- Everyone needs to stop using the words just and only as in “he is just running the marathon” or “she only did 39.3 miles”. Seriously.
- The midway point of the Dopey Challenge was mile 1.9 of the marathon, so stop telling us we are “halfway through” at the 10K finish line.
- Perhaps a class in running etiquette would be helpful. Way too many groups of five running across in the middle. Also, I appreciate your use of hand signals, but if you do it after darting in front of me, there really was not much of a point was it?
- The Sweet Caroline section (where they play a song on a loop, guess which one) was moved from World Drive outside the Studios to Cone Alley. It gave my subconscious the incorrect impression that we were much farther along than we were.
It is really quite amazing how big runDisney has become in the past few years, even just since I started running with them. Marathon Weekend has become a huge event on the Walt Disney World calendar, taking what would otherwise be a rather quiet post holiday period and bringing in hundreds of thousands of people. I am not sure whether this is mostly Disney fans who wish to run or runners who are looking for a new challenge. I suspect the majority is the former, but the latter makes up a large portion too.
These are great races for first time runners and I always recommend that people who want to get into running start with these.
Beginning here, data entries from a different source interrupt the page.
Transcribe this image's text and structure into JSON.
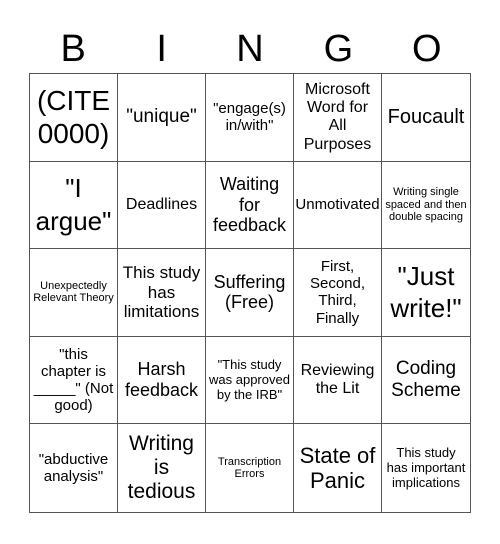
{
  "header": [
    "B",
    "I",
    "N",
    "G",
    "O"
  ],
  "cells": [
    "(CITE 0000)",
    "\"unique\"",
    "\"engage(s) in/with\"",
    "Microsoft Word for All Purposes",
    "Foucault",
    "\"I argue\"",
    "Deadlines",
    "Waiting for feedback",
    "Unmotivated",
    "Writing single spaced and then double spacing",
    "Unexpectedly Relevant Theory",
    "This study has limitations",
    "Suffering (Free)",
    "First, Second, Third, Finally",
    "\"Just write!\"",
    "\"this chapter is _____\" (Not good)",
    "Harsh feedback",
    "\"This study was approved by the IRB\"",
    "Reviewing the Lit",
    "Coding Scheme",
    "\"abductive analysis\"",
    "Writing is tedious",
    "Transcription Errors",
    "State of Panic",
    "This study has important implications"
  ]
}
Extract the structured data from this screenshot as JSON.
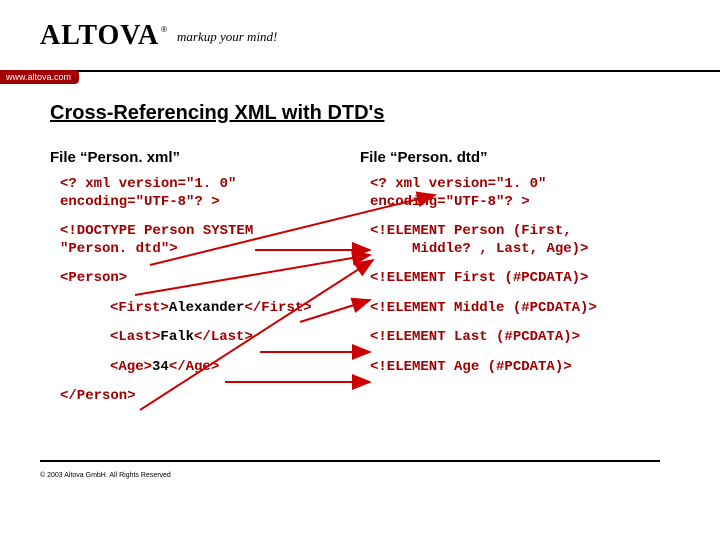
{
  "brand": {
    "name": "ALTOVA",
    "reg": "®",
    "tagline": "markup your mind!",
    "tab": "www.altova.com"
  },
  "title": "Cross-Referencing XML with DTD's",
  "left": {
    "file": "File “Person. xml”",
    "r0a": "<? xml version=\"1. 0\"",
    "r0b": "encoding=\"UTF-8\"? >",
    "r1a": "<!DOCTYPE Person SYSTEM",
    "r1b": "\"Person. dtd\">",
    "r2": "<Person>",
    "r3_open": "<First>",
    "r3_txt": "Alexander",
    "r3_close": "</First>",
    "r4_open": "<Last>",
    "r4_txt": "Falk",
    "r4_close": "</Last>",
    "r5_open": "<Age>",
    "r5_txt": "34",
    "r5_close": "</Age>",
    "r6": "</Person>"
  },
  "right": {
    "file": "File “Person. dtd”",
    "r0a": "<? xml version=\"1. 0\"",
    "r0b": "encoding=\"UTF-8\"? >",
    "r1a": "<!ELEMENT Person (First,",
    "r1b": "Middle? , Last, Age)>",
    "r2": "<!ELEMENT First (#PCDATA)>",
    "r3": "<!ELEMENT Middle (#PCDATA)>",
    "r4": "<!ELEMENT Last (#PCDATA)>",
    "r5": "<!ELEMENT Age (#PCDATA)>"
  },
  "footer": "© 2003 Altova GmbH. All Rights Reserved"
}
You don’t need to be super fast, and they are easily the most fun races you will ever run. I was surprised by how many Dopey runners were also running their first marathon. More power to them, but my recommendation would be to not start with the multi-day challenges. Get a marathon under your belt first before trying something that difficult.
Yes, it’s expensive, and you have to get up early, and flying in January is often more difficult than running the races, but I love these events and I have no intention to skip a year anytime soon. runDisney has really matured over the last few years into quite a powerhouse for the Disney Parks. I am always amazed by just how well they pull off what to most other people sounds like a logistics nightmare.
As of this writing the dates for next year are not up. I am assuming the Dopey Challenge will return. I hope so at least. I cannot wait to try it out when at full potential. The runDisney races continue to be among my favorite. A month before I thought I may not be able to even get there, but I finished strong.